Gene editing does not usually involve transgenics – moving ‘foreign’ genes between species. It also refers to a specific technique in contrast to the general term GMO, which is scientifically ambiguous, as genetic modification is a process not a product. Most gene editing involves creating new products by deleting very small segments of DNA (sometimes in agriculture called Site-Directed Nuclease 1 or SDN-1 techniques), which can silence a gene or change a gene’s activity.
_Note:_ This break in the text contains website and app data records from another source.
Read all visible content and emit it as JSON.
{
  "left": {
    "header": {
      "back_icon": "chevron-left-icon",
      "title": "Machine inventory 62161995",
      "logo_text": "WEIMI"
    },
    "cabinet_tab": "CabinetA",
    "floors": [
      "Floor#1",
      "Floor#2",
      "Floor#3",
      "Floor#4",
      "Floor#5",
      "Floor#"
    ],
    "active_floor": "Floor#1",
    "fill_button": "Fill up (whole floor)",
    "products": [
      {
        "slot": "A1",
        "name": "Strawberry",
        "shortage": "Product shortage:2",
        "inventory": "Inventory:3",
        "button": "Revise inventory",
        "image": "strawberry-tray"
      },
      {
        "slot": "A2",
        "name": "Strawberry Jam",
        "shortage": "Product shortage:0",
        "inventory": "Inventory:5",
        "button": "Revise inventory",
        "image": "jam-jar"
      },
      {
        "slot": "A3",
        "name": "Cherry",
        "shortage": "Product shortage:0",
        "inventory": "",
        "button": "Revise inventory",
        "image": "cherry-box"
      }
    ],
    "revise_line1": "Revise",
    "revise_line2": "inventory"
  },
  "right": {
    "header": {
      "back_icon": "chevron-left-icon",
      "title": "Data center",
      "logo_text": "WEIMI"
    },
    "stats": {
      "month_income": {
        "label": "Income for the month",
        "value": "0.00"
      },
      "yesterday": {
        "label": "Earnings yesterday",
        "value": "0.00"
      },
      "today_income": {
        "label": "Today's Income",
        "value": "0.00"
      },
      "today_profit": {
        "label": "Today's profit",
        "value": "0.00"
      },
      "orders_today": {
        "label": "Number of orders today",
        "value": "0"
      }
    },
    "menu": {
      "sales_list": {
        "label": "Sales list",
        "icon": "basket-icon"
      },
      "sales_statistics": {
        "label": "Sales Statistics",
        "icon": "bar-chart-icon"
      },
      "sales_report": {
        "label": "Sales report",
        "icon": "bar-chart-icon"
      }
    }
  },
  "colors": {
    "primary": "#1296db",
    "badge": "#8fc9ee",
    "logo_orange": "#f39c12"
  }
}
Countries are evaluating whether or not to regulate this type of gene editing, since it is so similar to natural mutations. The GLP’s Gene Editing Index ratings reflect the regulatory status of SDN-1 techniques, which are the most liberally regulated and will generate most products in the near term.

To develop different products, gene editing can change larger segments of DNA or add DNA from other species (a form of transgenics sometimes in agriculture called SDN-2 or SDN-3 techniques). While many countries are not regulating or lightly regulating SDN-1 techniques, most are moving toward tightly regulating or even restricting SDN-2 and SDN-3.

For more background on the various gene editing SDN techniques, read background articles here and here.